The longer I stayed in Kethya, the more I danced. At first I felt awkward, clumsy, my movements stilted when compared to the graceful dynamism of the natives there. I was not as you see me now, oh wise Khan, but youthful then, unsure.
With a pass of one sinewy hand over his face lines disappear and Marco is young again; this, Kublai knows, is his ambassador's greatest magic.
But soon I could not help myself, for everywhere was song, everywhere was music, in the day and in the night and in the dusky, luminous, interstitial places. "La," sang the maidens with their washing, and "Tro," sang the men of trade, and "Yah," sang the children, and "Hom," sang the old men. And, too, everywhere was movement, the sashay of hips, the swing of arms, the fluid arch of fingers as a man gave a blossom of delphinium to a woman with dark hair and flashing eyes.
By the third day of my visit I could no more be still than you, oh Khan, could slip free the reins of your great empire. I swayed in the market as I traded my small carvings and trinkets for pomegranates and casks of wine, pearls for a fine rug woven with the pattern of the estampie, and in the almost-silence of Kethya's vast libraries I danced the moresca to a faint, whispered melody. When it grew dark, I joined the tropotianka of the old men in the warm night air of the square, and added my shadow to those which danced across the crumbling brick below.
In the streets I asked the people, "Why do you sing, why do you dance?" and everywhere I was answered, "Because it is good to sing, and it is good to dance." I thought, 'This is so.'

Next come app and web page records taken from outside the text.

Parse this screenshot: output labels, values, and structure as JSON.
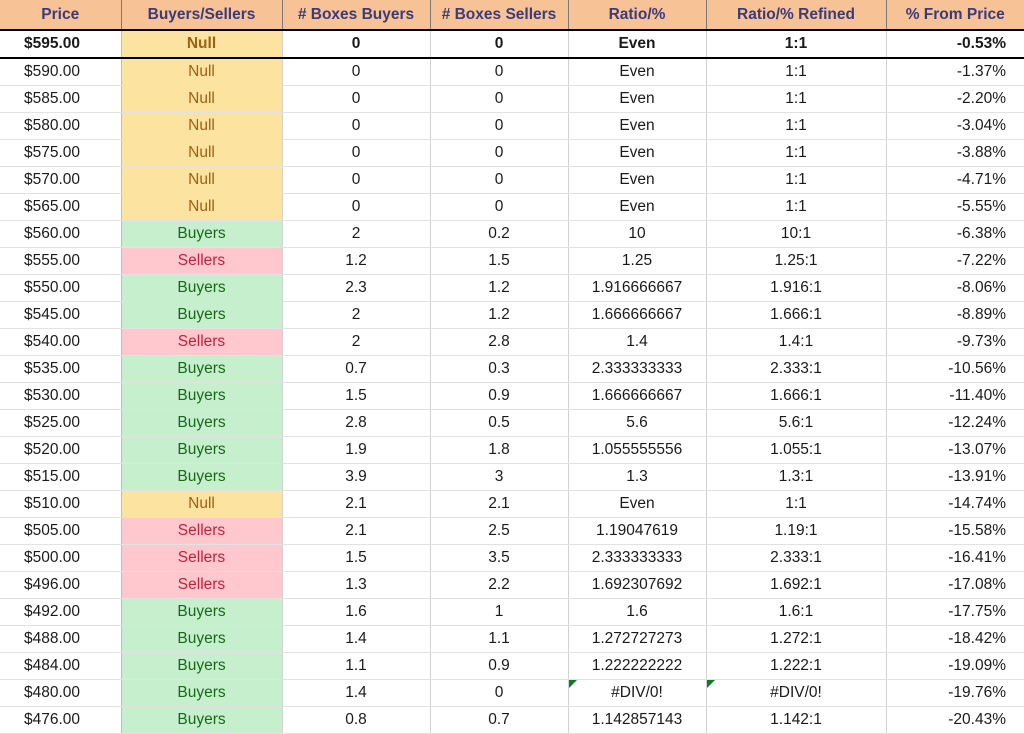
{
  "table": {
    "columns": [
      {
        "key": "price",
        "label": "Price"
      },
      {
        "key": "side",
        "label": "Buyers/Sellers"
      },
      {
        "key": "boxbuy",
        "label": "# Boxes Buyers"
      },
      {
        "key": "boxsell",
        "label": "# Boxes Sellers"
      },
      {
        "key": "ratio",
        "label": "Ratio/%"
      },
      {
        "key": "ratioref",
        "label": "Ratio/% Refined"
      },
      {
        "key": "frompx",
        "label": "% From Price"
      }
    ],
    "colors": {
      "header_bg": "#F7C396",
      "header_text": "#3B3B7A",
      "null_bg": "#FCE3A0",
      "null_text": "#9C6215",
      "buyers_bg": "#C6EFCE",
      "buyers_text": "#186818",
      "sellers_bg": "#FFC7CE",
      "sellers_text": "#C0223B",
      "error_marker": "#0E7B27"
    },
    "rows": [
      {
        "price": "$595.00",
        "side": "Null",
        "boxbuy": "0",
        "boxsell": "0",
        "ratio": "Even",
        "ratioref": "1:1",
        "frompx": "-0.53%",
        "highlight": true
      },
      {
        "price": "$590.00",
        "side": "Null",
        "boxbuy": "0",
        "boxsell": "0",
        "ratio": "Even",
        "ratioref": "1:1",
        "frompx": "-1.37%"
      },
      {
        "price": "$585.00",
        "side": "Null",
        "boxbuy": "0",
        "boxsell": "0",
        "ratio": "Even",
        "ratioref": "1:1",
        "frompx": "-2.20%"
      },
      {
        "price": "$580.00",
        "side": "Null",
        "boxbuy": "0",
        "boxsell": "0",
        "ratio": "Even",
        "ratioref": "1:1",
        "frompx": "-3.04%"
      },
      {
        "price": "$575.00",
        "side": "Null",
        "boxbuy": "0",
        "boxsell": "0",
        "ratio": "Even",
        "ratioref": "1:1",
        "frompx": "-3.88%"
      },
      {
        "price": "$570.00",
        "side": "Null",
        "boxbuy": "0",
        "boxsell": "0",
        "ratio": "Even",
        "ratioref": "1:1",
        "frompx": "-4.71%"
      },
      {
        "price": "$565.00",
        "side": "Null",
        "boxbuy": "0",
        "boxsell": "0",
        "ratio": "Even",
        "ratioref": "1:1",
        "frompx": "-5.55%"
      },
      {
        "price": "$560.00",
        "side": "Buyers",
        "boxbuy": "2",
        "boxsell": "0.2",
        "ratio": "10",
        "ratioref": "10:1",
        "frompx": "-6.38%"
      },
      {
        "price": "$555.00",
        "side": "Sellers",
        "boxbuy": "1.2",
        "boxsell": "1.5",
        "ratio": "1.25",
        "ratioref": "1.25:1",
        "frompx": "-7.22%"
      },
      {
        "price": "$550.00",
        "side": "Buyers",
        "boxbuy": "2.3",
        "boxsell": "1.2",
        "ratio": "1.916666667",
        "ratioref": "1.916:1",
        "frompx": "-8.06%"
      },
      {
        "price": "$545.00",
        "side": "Buyers",
        "boxbuy": "2",
        "boxsell": "1.2",
        "ratio": "1.666666667",
        "ratioref": "1.666:1",
        "frompx": "-8.89%"
      },
      {
        "price": "$540.00",
        "side": "Sellers",
        "boxbuy": "2",
        "boxsell": "2.8",
        "ratio": "1.4",
        "ratioref": "1.4:1",
        "frompx": "-9.73%"
      },
      {
        "price": "$535.00",
        "side": "Buyers",
        "boxbuy": "0.7",
        "boxsell": "0.3",
        "ratio": "2.333333333",
        "ratioref": "2.333:1",
        "frompx": "-10.56%"
      },
      {
        "price": "$530.00",
        "side": "Buyers",
        "boxbuy": "1.5",
        "boxsell": "0.9",
        "ratio": "1.666666667",
        "ratioref": "1.666:1",
        "frompx": "-11.40%"
      },
      {
        "price": "$525.00",
        "side": "Buyers",
        "boxbuy": "2.8",
        "boxsell": "0.5",
        "ratio": "5.6",
        "ratioref": "5.6:1",
        "frompx": "-12.24%"
      },
      {
        "price": "$520.00",
        "side": "Buyers",
        "boxbuy": "1.9",
        "boxsell": "1.8",
        "ratio": "1.055555556",
        "ratioref": "1.055:1",
        "frompx": "-13.07%"
      },
      {
        "price": "$515.00",
        "side": "Buyers",
        "boxbuy": "3.9",
        "boxsell": "3",
        "ratio": "1.3",
        "ratioref": "1.3:1",
        "frompx": "-13.91%"
      },
      {
        "price": "$510.00",
        "side": "Null",
        "boxbuy": "2.1",
        "boxsell": "2.1",
        "ratio": "Even",
        "ratioref": "1:1",
        "frompx": "-14.74%"
      },
      {
        "price": "$505.00",
        "side": "Sellers",
        "boxbuy": "2.1",
        "boxsell": "2.5",
        "ratio": "1.19047619",
        "ratioref": "1.19:1",
        "frompx": "-15.58%"
      },
      {
        "price": "$500.00",
        "side": "Sellers",
        "boxbuy": "1.5",
        "boxsell": "3.5",
        "ratio": "2.333333333",
        "ratioref": "2.333:1",
        "frompx": "-16.41%"
      },
      {
        "price": "$496.00",
        "side": "Sellers",
        "boxbuy": "1.3",
        "boxsell": "2.2",
        "ratio": "1.692307692",
        "ratioref": "1.692:1",
        "frompx": "-17.08%"
      },
      {
        "price": "$492.00",
        "side": "Buyers",
        "boxbuy": "1.6",
        "boxsell": "1",
        "ratio": "1.6",
        "ratioref": "1.6:1",
        "frompx": "-17.75%"
      },
      {
        "price": "$488.00",
        "side": "Buyers",
        "boxbuy": "1.4",
        "boxsell": "1.1",
        "ratio": "1.272727273",
        "ratioref": "1.272:1",
        "frompx": "-18.42%"
      },
      {
        "price": "$484.00",
        "side": "Buyers",
        "boxbuy": "1.1",
        "boxsell": "0.9",
        "ratio": "1.222222222",
        "ratioref": "1.222:1",
        "frompx": "-19.09%"
      },
      {
        "price": "$480.00",
        "side": "Buyers",
        "boxbuy": "1.4",
        "boxsell": "0",
        "ratio": "#DIV/0!",
        "ratioref": "#DIV/0!",
        "frompx": "-19.76%",
        "ratio_error": true,
        "ratioref_error": true
      },
      {
        "price": "$476.00",
        "side": "Buyers",
        "boxbuy": "0.8",
        "boxsell": "0.7",
        "ratio": "1.142857143",
        "ratioref": "1.142:1",
        "frompx": "-20.43%"
      }
    ]
  }
}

Now Marco's fingers begin to twitch, and his mouth curls sideways into something not quite a grimace.
By the fifth day I could not still myself, even in sleep, and when I rose, weary and with sand-dusted eyes, it was as if I could see the city for the first time again, but now from within. I had become a dancer, and I had begun to sense the great joy and the great tragedy of that city. For the city of Kethya is naught but a dance, each step weaving amongst the others to form a great tarantella. A traveler may find a place in the pattern to step in for a short while, but for the inhabitants of the city there is no end to the music, no final sting of the viol. They must go on, whirling, stomping, careening, and always with the knowledge that they have created an enormity, a great, beautiful thing, and that the moment they stop, this thing will die.

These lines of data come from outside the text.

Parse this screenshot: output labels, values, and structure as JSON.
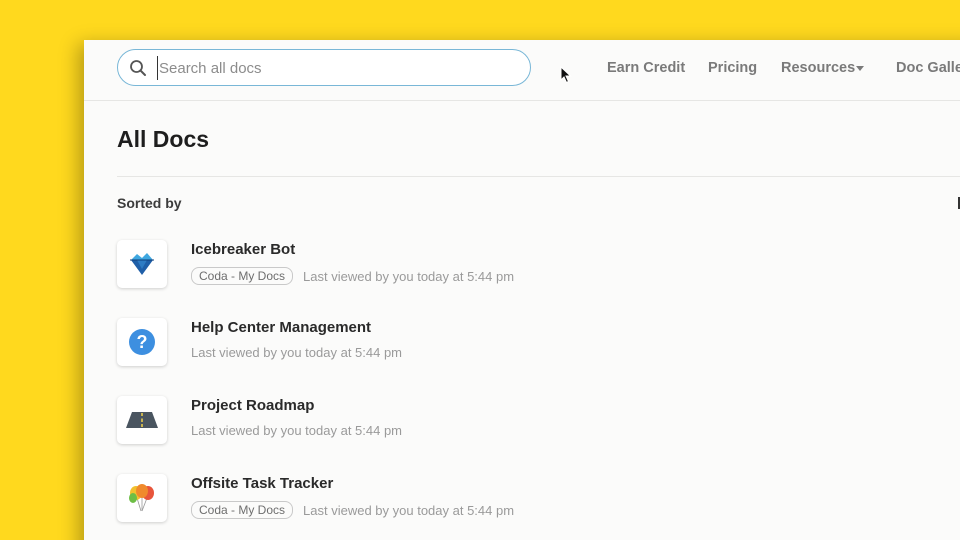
{
  "search": {
    "placeholder": "Search all docs",
    "value": ""
  },
  "nav": {
    "earn_credit": "Earn Credit",
    "pricing": "Pricing",
    "resources": "Resources",
    "doc_gallery": "Doc Galle"
  },
  "main": {
    "title": "All Docs",
    "sorted_by": "Sorted by",
    "docs": [
      {
        "title": "Icebreaker Bot",
        "tag": "Coda - My Docs",
        "viewed": "Last viewed by you today at 5:44 pm",
        "icon": "iceberg-icon"
      },
      {
        "title": "Help Center Management",
        "tag": "",
        "viewed": "Last viewed by you today at 5:44 pm",
        "icon": "question-icon"
      },
      {
        "title": "Project Roadmap",
        "tag": "",
        "viewed": "Last viewed by you today at 5:44 pm",
        "icon": "road-icon"
      },
      {
        "title": "Offsite Task Tracker",
        "tag": "Coda - My Docs",
        "viewed": "Last viewed by you today at 5:44 pm",
        "icon": "balloons-icon"
      }
    ]
  },
  "colors": {
    "background": "#FFD91E",
    "search_border": "#79B7D7",
    "nav_text": "#7A7A7A"
  }
}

When I left Kethya the sounds of the city followed me, and it was many days before I found stillness again.